▸ **Description of the task**
The whole listing is to be set down again without alteration.

*** Begin section ***

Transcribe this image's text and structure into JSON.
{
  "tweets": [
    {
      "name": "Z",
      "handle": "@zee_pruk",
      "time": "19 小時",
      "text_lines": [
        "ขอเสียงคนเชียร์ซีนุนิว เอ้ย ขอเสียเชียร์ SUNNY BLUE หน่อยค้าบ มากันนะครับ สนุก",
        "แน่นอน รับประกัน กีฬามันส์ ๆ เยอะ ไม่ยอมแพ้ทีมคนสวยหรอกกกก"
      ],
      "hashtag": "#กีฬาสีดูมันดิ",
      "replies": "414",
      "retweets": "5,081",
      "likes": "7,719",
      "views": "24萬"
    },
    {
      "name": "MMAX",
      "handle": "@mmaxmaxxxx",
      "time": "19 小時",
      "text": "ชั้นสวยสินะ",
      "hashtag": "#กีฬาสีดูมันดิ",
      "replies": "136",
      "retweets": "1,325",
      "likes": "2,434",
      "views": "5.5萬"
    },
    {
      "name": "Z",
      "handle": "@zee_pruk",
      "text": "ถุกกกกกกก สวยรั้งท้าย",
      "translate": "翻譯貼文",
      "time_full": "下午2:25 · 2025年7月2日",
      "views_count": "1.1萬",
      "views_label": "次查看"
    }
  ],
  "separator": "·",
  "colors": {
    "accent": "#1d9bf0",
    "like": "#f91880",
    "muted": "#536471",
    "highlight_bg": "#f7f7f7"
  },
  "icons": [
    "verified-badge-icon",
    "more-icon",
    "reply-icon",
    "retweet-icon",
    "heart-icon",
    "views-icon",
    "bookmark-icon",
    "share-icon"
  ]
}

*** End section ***

▸ **Response**
Transcribe this image's text and structure into JSON.
{
  "tweets": [
    {
      "name": "Z",
      "handle": "@zee_pruk",
      "time": "19 小時",
      "text_lines": [
        "ขอเสียงคนเชียร์ซีนุนิว เอ้ย ขอเสียเชียร์ SUNNY BLUE หน่อยค้าบ มากันนะครับ สนุก",
        "แน่นอน รับประกัน กีฬามันส์ ๆ เยอะ ไม่ยอมแพ้ทีมคนสวยหรอกกกก"
      ],
      "hashtag": "#กีฬาสีดูมันดิ",
      "replies": "414",
      "retweets": "5,081",
      "likes": "7,719",
      "views": "24萬"
    },
    {
      "name": "MMAX",
      "handle": "@mmaxmaxxxx",
      "time": "19 小時",
      "text": "ชั้นสวยสินะ",
      "hashtag": "#กีฬาสีดูมันดิ",
      "replies": "136",
      "retweets": "1,325",
      "likes": "2,434",
      "views": "5.5萬"
    },
    {
      "name": "Z",
      "handle": "@zee_pruk",
      "text": "ถุกกกกกกก สวยรั้งท้าย",
      "translate": "翻譯貼文",
      "time_full": "下午2:25 · 2025年7月2日",
      "views_count": "1.1萬",
      "views_label": "次查看"
    }
  ],
  "separator": "·",
  "colors": {
    "accent": "#1d9bf0",
    "like": "#f91880",
    "muted": "#536471",
    "highlight_bg": "#f7f7f7"
  },
  "icons": [
    "verified-badge-icon",
    "more-icon",
    "reply-icon",
    "retweet-icon",
    "heart-icon",
    "views-icon",
    "bookmark-icon",
    "share-icon"
  ]
}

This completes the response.